Jesus told Nicodemus, “Except a man be born anew, he cannot see the kingdom of God” (Jn. 3:3). It is impossible to enter God’s kingdom through physical birth: it requires a spiritual birth for one to be part of it. Astonished Nicodemus said, “How can a man be born anew when he is old? Can he enter a second time into his mother’s womb and be born” (John 3:4)? Jesus said, “Verily, verily I say unto thee. Except one be born of the water and the Spirit, he cannot enter the kingdom of God” (Jn. 3:5). Physical birth will never put a person into God’s kingdom because God’s kingdom is spiritual and one must experience a spiritual birth to be in it.

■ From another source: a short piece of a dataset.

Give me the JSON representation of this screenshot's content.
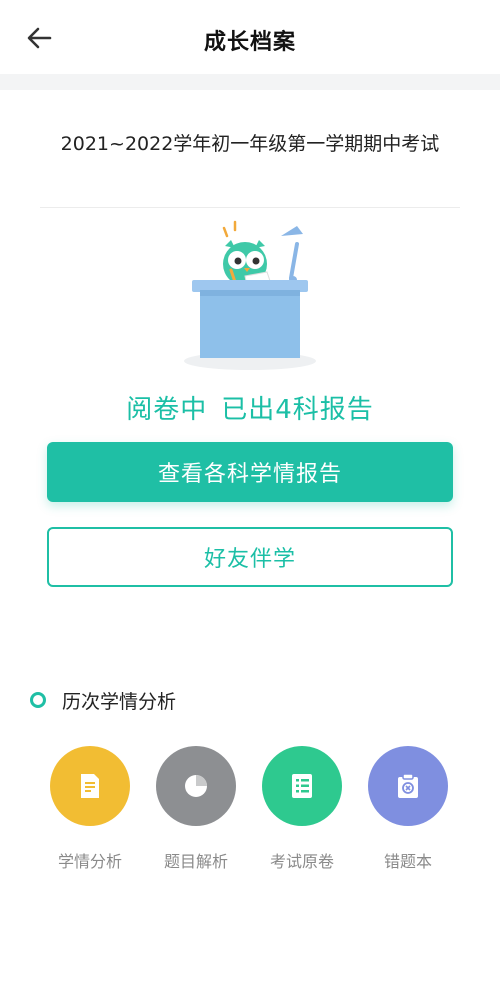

One of the most popular theories of professed believers in Christ today is the doctrine called “Premillennialism.” Millions apparently believe and teach this doctrine that involves a literal Armageddon with millions of combatants engaged in an actual, carnal conflict — a literal reign of Jesus on a literal throne for a literal thousand years, in a literal land (Israel), in a literal city (Jerusalem) which has a literal restored temple. Will man never learn? Jesus’ nation rejected Him because He was not the kind of Messiah they wanted and they rejected His kingdom for the same reason. Today multitudes would be insulted were one to suggest they were not true believers in Christ, yet they reject the kingdom He brought and want a physical kingdom just like all the kingdoms of the world. God’s kingdom is not of this world and those who know this truth appreciate and glory in that for they know while “all flesh is as grass and the glory thereof as the flower of the grass. The grass withereth and the flower falleth.” God made an eternal spirit to abide in man and it is for that spirit that God’s kingdom is prepared and of which it is. John adds that while those that were his own rejected Jesus “as many as received him, to them gave he the right to become children of God, even to them that believe on his name. Who were born, not of blood, nor of the will of the flesh, nor of the will of man, but of God” (John 1:12-13). As we study God’s kingdom, never forget the words of Jesus: “My kingdom is not of this world.”